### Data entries

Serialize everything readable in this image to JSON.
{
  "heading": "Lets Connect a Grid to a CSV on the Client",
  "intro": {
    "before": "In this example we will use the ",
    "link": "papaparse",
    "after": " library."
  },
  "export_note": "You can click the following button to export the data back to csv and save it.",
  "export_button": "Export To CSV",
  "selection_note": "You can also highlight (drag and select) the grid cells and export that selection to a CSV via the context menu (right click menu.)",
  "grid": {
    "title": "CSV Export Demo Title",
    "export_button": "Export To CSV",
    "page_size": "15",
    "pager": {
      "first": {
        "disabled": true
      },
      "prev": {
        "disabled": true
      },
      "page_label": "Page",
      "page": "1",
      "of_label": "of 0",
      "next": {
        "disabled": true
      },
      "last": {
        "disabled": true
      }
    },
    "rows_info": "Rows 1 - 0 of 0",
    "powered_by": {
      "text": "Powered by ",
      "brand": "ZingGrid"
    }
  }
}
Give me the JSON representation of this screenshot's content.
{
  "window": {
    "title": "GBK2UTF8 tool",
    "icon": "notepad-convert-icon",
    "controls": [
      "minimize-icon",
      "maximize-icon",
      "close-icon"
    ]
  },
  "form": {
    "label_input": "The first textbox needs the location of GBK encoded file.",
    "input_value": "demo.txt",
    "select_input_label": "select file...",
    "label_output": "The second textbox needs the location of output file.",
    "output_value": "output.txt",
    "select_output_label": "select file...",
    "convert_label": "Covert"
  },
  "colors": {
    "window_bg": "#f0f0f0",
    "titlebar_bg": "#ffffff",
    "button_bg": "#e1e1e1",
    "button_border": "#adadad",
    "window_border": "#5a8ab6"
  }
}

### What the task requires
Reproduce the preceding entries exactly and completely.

### Output of the exercise
Serialize everything readable in this image to JSON.
{
  "heading": "Lets Connect a Grid to a CSV on the Client",
  "intro": {
    "before": "In this example we will use the ",
    "link": "papaparse",
    "after": " library."
  },
  "export_note": "You can click the following button to export the data back to csv and save it.",
  "export_button": "Export To CSV",
  "selection_note": "You can also highlight (drag and select) the grid cells and export that selection to a CSV via the context menu (right click menu.)",
  "grid": {
    "title": "CSV Export Demo Title",
    "export_button": "Export To CSV",
    "page_size": "15",
    "pager": {
      "first": {
        "disabled": true
      },
      "prev": {
        "disabled": true
      },
      "page_label": "Page",
      "page": "1",
      "of_label": "of 0",
      "next": {
        "disabled": true
      },
      "last": {
        "disabled": true
      }
    },
    "rows_info": "Rows 1 - 0 of 0",
    "powered_by": {
      "text": "Powered by ",
      "brand": "ZingGrid"
    }
  }
}
Give me the JSON representation of this screenshot's content.
{
  "window": {
    "title": "GBK2UTF8 tool",
    "icon": "notepad-convert-icon",
    "controls": [
      "minimize-icon",
      "maximize-icon",
      "close-icon"
    ]
  },
  "form": {
    "label_input": "The first textbox needs the location of GBK encoded file.",
    "input_value": "demo.txt",
    "select_input_label": "select file...",
    "label_output": "The second textbox needs the location of output file.",
    "output_value": "output.txt",
    "select_output_label": "select file...",
    "convert_label": "Covert"
  },
  "colors": {
    "window_bg": "#f0f0f0",
    "titlebar_bg": "#ffffff",
    "button_bg": "#e1e1e1",
    "button_border": "#adadad",
    "window_border": "#5a8ab6"
  }
}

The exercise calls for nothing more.